The treatments for his illness mean a different way of life for Philippe and for us, his family. Every day, he has 45 minutes of physiotherapy and has to swallow over 26 pills—and that is when everything is going well. Added to this daily regimen are the days spent in hospitals being treated with antibiotics that happen throughout the year.
This illness has changed everything. For me, it has changed my relationship to life, to love, to the universe. It changed my heart. It hit me like a tsunami, and I had to rebuild everything from scratch.
For him, it is a way of life. He is only beginning to realize that his life is very different from his sister’s or his friends’. He is trying his best to live his life like a ‘normal’ kid but sometimes it hits him too. And then come the questions that have no answers.
In our family, crisis is ever-present. We try to keep it buried, to live our lives, but we are conscious it is always around the corner. We never know when it will hit, but we know that it will.
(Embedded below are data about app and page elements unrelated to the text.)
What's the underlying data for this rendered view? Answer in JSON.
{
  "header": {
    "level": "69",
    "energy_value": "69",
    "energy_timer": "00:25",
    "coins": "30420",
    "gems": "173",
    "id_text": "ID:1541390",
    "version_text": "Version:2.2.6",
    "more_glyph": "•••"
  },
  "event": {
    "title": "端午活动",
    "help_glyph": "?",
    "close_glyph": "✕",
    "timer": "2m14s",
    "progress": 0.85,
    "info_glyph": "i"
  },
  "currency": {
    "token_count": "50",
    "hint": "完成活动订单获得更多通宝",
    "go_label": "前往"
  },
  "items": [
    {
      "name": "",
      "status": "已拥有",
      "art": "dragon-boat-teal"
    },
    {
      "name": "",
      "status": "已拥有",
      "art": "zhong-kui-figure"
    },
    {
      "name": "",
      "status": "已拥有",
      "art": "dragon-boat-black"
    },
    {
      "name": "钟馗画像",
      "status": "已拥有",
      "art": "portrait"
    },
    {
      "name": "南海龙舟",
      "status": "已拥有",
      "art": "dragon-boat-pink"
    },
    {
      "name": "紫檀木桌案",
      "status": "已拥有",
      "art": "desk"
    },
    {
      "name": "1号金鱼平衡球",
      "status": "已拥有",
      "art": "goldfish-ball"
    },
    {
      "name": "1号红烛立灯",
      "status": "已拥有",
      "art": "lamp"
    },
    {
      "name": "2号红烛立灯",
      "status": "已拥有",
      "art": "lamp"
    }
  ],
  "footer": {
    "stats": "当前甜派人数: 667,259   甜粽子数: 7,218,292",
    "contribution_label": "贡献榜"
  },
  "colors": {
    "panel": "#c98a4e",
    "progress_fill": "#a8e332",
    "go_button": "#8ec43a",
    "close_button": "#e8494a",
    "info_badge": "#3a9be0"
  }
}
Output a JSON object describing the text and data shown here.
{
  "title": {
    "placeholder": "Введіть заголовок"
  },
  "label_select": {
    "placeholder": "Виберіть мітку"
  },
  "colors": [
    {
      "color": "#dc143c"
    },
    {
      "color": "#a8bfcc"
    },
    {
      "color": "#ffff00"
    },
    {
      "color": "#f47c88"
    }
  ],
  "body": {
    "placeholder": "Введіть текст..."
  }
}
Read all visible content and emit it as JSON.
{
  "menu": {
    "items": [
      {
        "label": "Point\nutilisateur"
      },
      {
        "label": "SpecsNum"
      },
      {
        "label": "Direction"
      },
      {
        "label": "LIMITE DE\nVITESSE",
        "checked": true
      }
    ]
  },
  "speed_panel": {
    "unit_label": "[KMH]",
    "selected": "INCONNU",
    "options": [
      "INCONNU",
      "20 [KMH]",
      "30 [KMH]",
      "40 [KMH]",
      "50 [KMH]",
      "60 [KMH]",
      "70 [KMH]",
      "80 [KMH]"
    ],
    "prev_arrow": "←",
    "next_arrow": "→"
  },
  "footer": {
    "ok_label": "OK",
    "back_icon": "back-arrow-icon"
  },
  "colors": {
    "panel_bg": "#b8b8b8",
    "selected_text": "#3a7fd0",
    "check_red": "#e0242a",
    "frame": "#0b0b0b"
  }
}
As a mother and photographer, I wanted to look at Philippe’s life in our home. It is the point of view of a mother observing her son. This series is a reflection on quiet battles, on strength, and also on hope. It is a reflection on life.